One result of the increasingly competitive college application process is that students feel that they must overload themselves with clubs, activities, and school work—particularly AP classes. Think about it: we all have (or had) that one friend that’s taking 5 AP classes and self studying for two other AP exams.
Consequently, we often second guess ourselves and find ourselves asking, “am I taking enough AP classes?” Chances are, the answer is a resounding “yes!”
Before deciding which and how many AP’s to take, there are several things to keep in mind.
1. Do I have time to take all these classes AND do all the work?
Sounds obvious, but a lot of people tend to forget to think about this. If you’re in the marching band, have swim practice every morning at 6AM, and work two jobs, it’s probably not the best idea to be taking four AP’s. Depending on the class, you may have at least an hour of homework a night—for that class alone. I remember that during junior year, my AP United States History teacher assigned us one chapter a week to outline. This seemed easy enough, but I always put it off to the night before, resulting in having to outline 30 or more pages in one sitting. AP Physics also had problem sets due every two weeks or so, and AP Language Composition had reading and writing assignments due every few weeks. The work itself was manageable, but only when I did a little bit of each assignment every night, rather than putting everything off until the night before. The moral of the story is don’t procrastinate!
Even if the workload seems manageable during the year, you have to be committed to actually studying for your exams, rather than trying to cram the week before. Cramming will not get you a 5 (or even a four, in most cases). If you are not prepared to dedicate time to studying, do not take five AP classes.
2. Is my course load balanced?
Let’s be real for a second. Your AP World History class is probably not going to be as hard as your AP Physics class. Your AP Psych class will probably be easier than your AP Chem class. What usually ends up happening is courses that are conceptually harder, e.g. the math and science courses, tend to have less daily homework than a class like AP Language Comp; the caveat, however, is that these classes will require you to do more intense studying for exams.
The best course load is one that is balanced between the math, science, humanities, and social science classes. You don’t want to have too much conceptual thinking or too much of trying to recall specific historical events.
3. Can I get college credit for this?
For most people, this is a question that can’t be answered until the middle of senior year. However, some people, such as athletes who have been recruited early on in high school, people who applied Early Action or Decision, or just people who have a good idea of what colleges they could be going to, know their schools policies concerning AP exams.

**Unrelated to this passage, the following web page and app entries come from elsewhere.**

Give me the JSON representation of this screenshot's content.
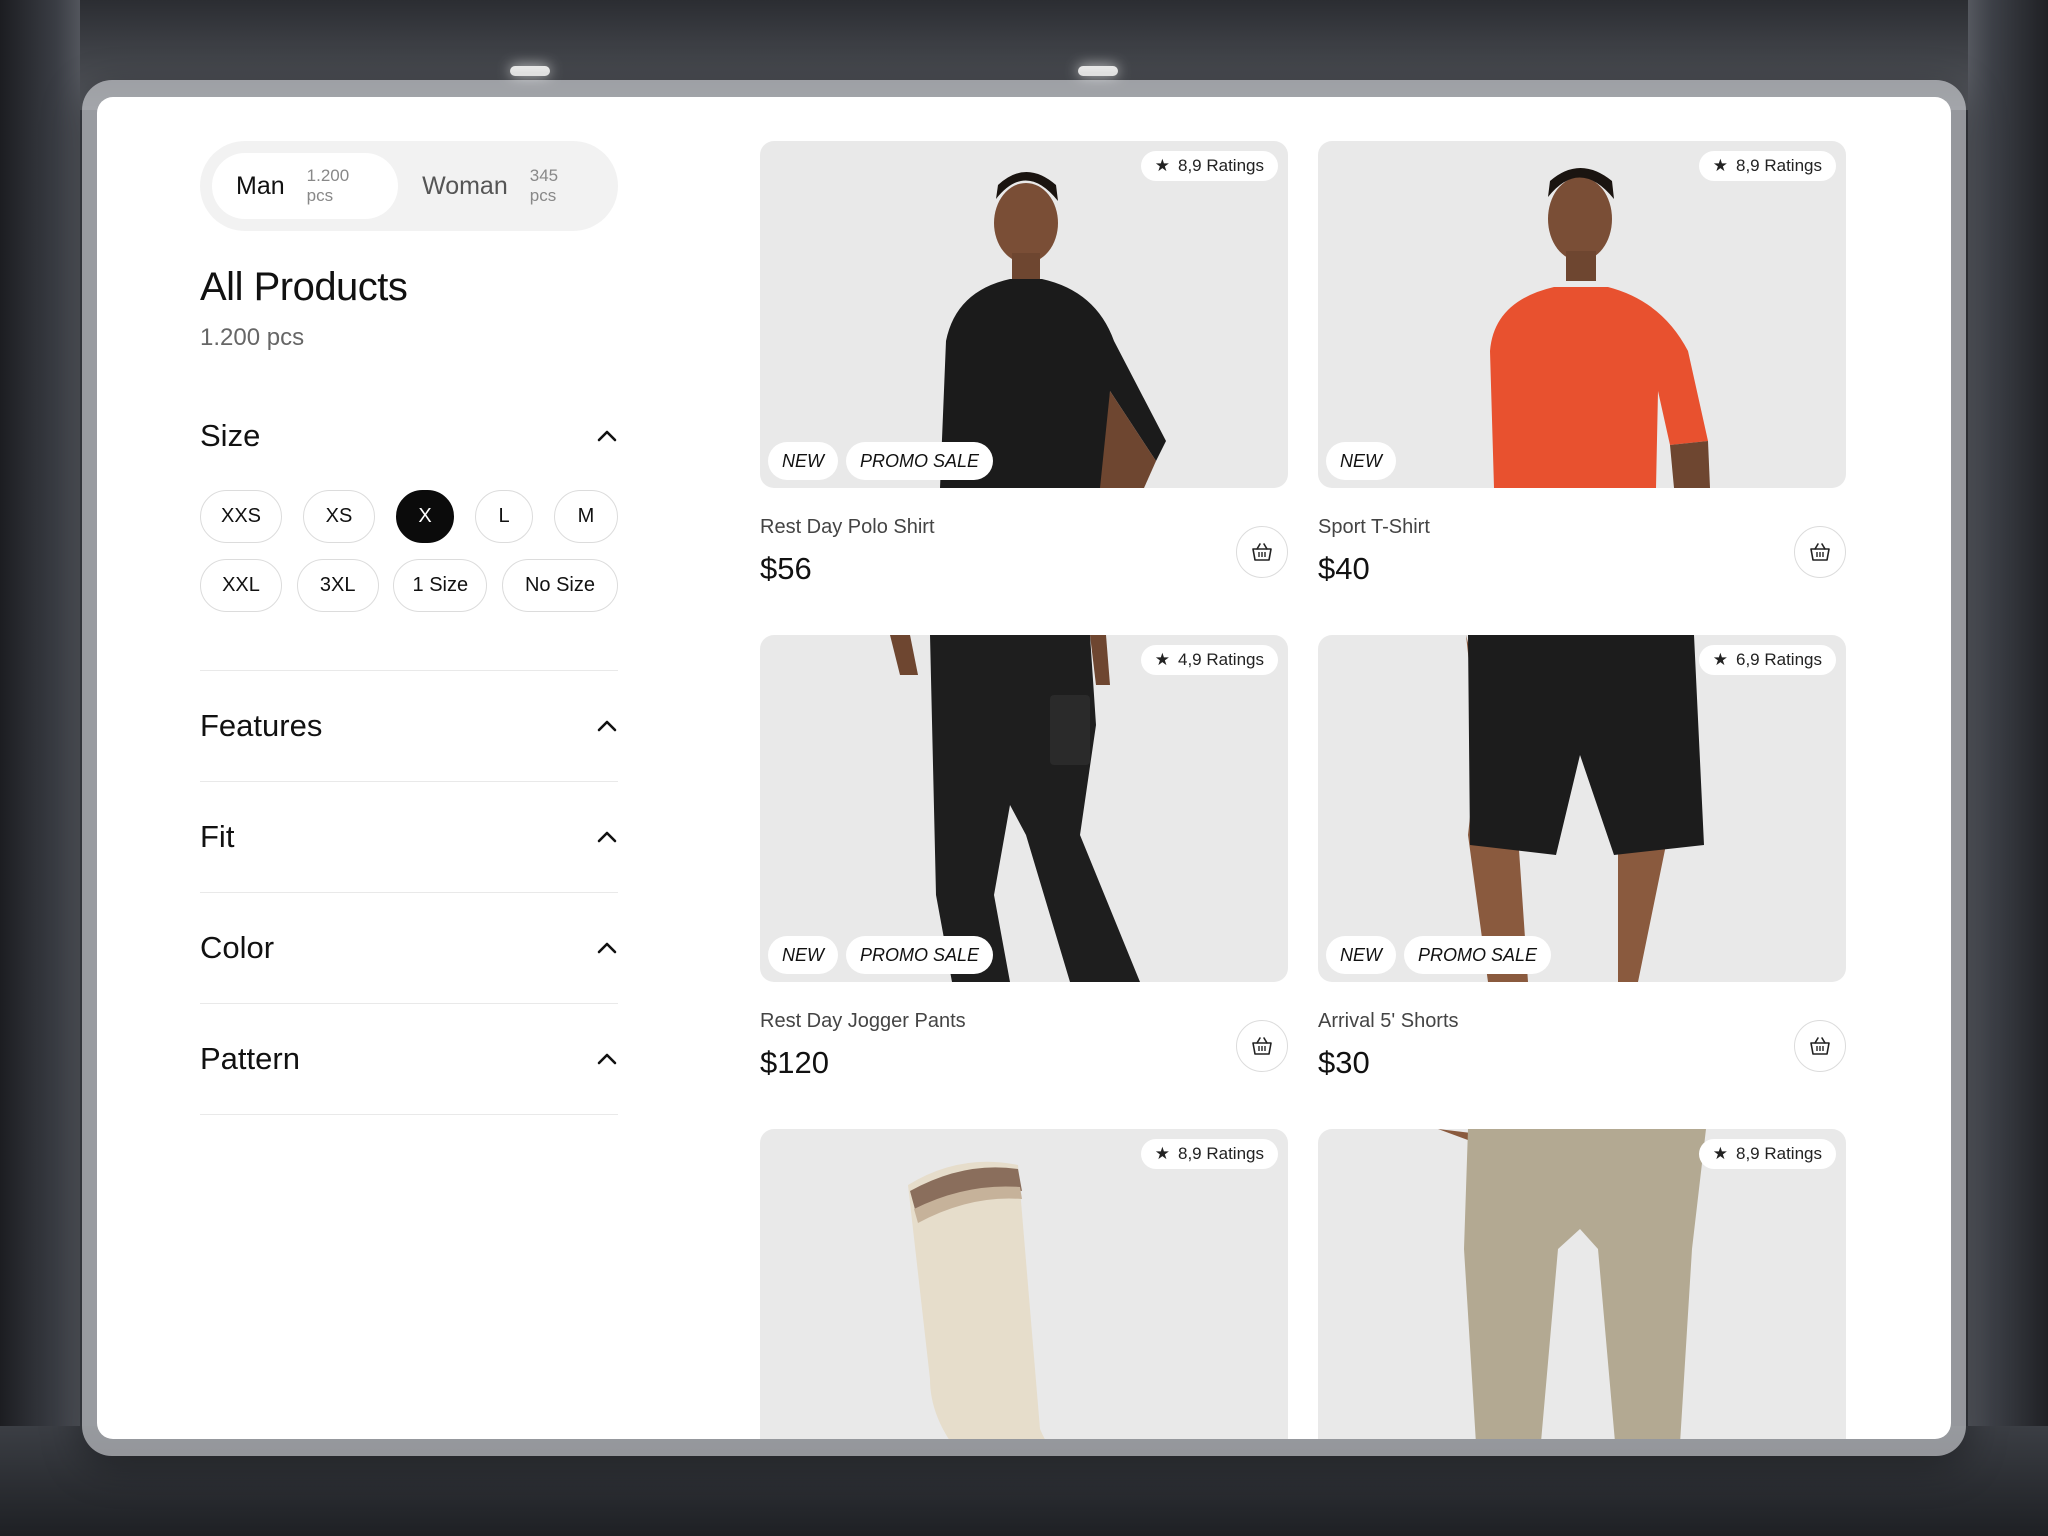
{
  "gender": [
    {
      "name": "Man",
      "count": "1.200 pcs",
      "active": true
    },
    {
      "name": "Woman",
      "count": "345 pcs",
      "active": false
    }
  ],
  "page": {
    "title": "All Products",
    "count": "1.200 pcs"
  },
  "filters": {
    "size": {
      "title": "Size",
      "options": [
        "XXS",
        "XS",
        "X",
        "L",
        "M",
        "XXL",
        "3XL",
        "1 Size",
        "No Size"
      ],
      "selected": "X"
    },
    "features": {
      "title": "Features"
    },
    "fit": {
      "title": "Fit"
    },
    "color": {
      "title": "Color"
    },
    "pattern": {
      "title": "Pattern"
    }
  },
  "products": [
    {
      "name": "Rest Day Polo Shirt",
      "price": "$56",
      "rating": "8,9 Ratings",
      "tags": [
        "NEW",
        "PROMO SALE"
      ],
      "image": "black-polo-shirt"
    },
    {
      "name": "Sport T-Shirt",
      "price": "$40",
      "rating": "8,9 Ratings",
      "tags": [
        "NEW"
      ],
      "image": "orange-t-shirt"
    },
    {
      "name": "Rest Day Jogger Pants",
      "price": "$120",
      "rating": "4,9 Ratings",
      "tags": [
        "NEW",
        "PROMO SALE"
      ],
      "image": "black-jogger-pants"
    },
    {
      "name": "Arrival 5' Shorts",
      "price": "$30",
      "rating": "6,9 Ratings",
      "tags": [
        "NEW",
        "PROMO SALE"
      ],
      "image": "black-shorts"
    },
    {
      "name": "",
      "price": "",
      "rating": "8,9 Ratings",
      "tags": [],
      "image": "cream-sock"
    },
    {
      "name": "",
      "price": "",
      "rating": "8,9 Ratings",
      "tags": [],
      "image": "khaki-pants"
    }
  ],
  "icons": {
    "rating": "star-icon",
    "cart": "basket-icon",
    "collapse": "chevron-up-icon"
  },
  "colors": {
    "accent": "#0b0b0b",
    "card_bg": "#e9e9e9",
    "orange_shirt": "#e8512f",
    "khaki": "#b3a992"
  }
}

Some schools, such as the University of Pittsburgh, give you credit for an actual class at the school. Other schools, like the University of Southern California, award elective credit for different AP’s, and waive your requirement for certain General Education requirements. Lastly, schools such as Brown University, for example, do not grant any actual credit for AP’s, although some departments allow students to take a higher level course without a placement test. Keep in mind that few schools award any sort of credit for scores below a four.
Since most schools do grant credit for AP exams, feel free to take a number of different AP courses. However, keep in mind that each exam costs around $90 to take (although the College Board offers fee reductions for low-income students!). With that being said, if you are going to spend $500 on exams, make sure you actually prepare for them! You don’t want that money to go to waste.
4. You do you.
Just because your friend is taking every AP your school offers doesn’t mean you have to do the same thing. You know your limits, don’t overextend yourself! Not sure about a class? Ask people who have already taken it in your school. They can tell you about the workload, the teachers, and the exam itself.
5. Look at the big picture.
All in all, it’s always good to challenge yourself. If science was never your strong suit, go ahead and take that AP Physics course all your friends have warned you about. Maybe history was never your thing—more the reason to take AP European History!
Here’s the deal: AP exams will not make you or break you. Yes, colleges want to see that you’re challenging yourself and taking a difficult course load. But if you’re taking a million AP’s you aren’t interested in, chances are you’re not going to do well in them. It’s better to take fewer AP’s and do well in them then to take a million and do mediocre in all of them.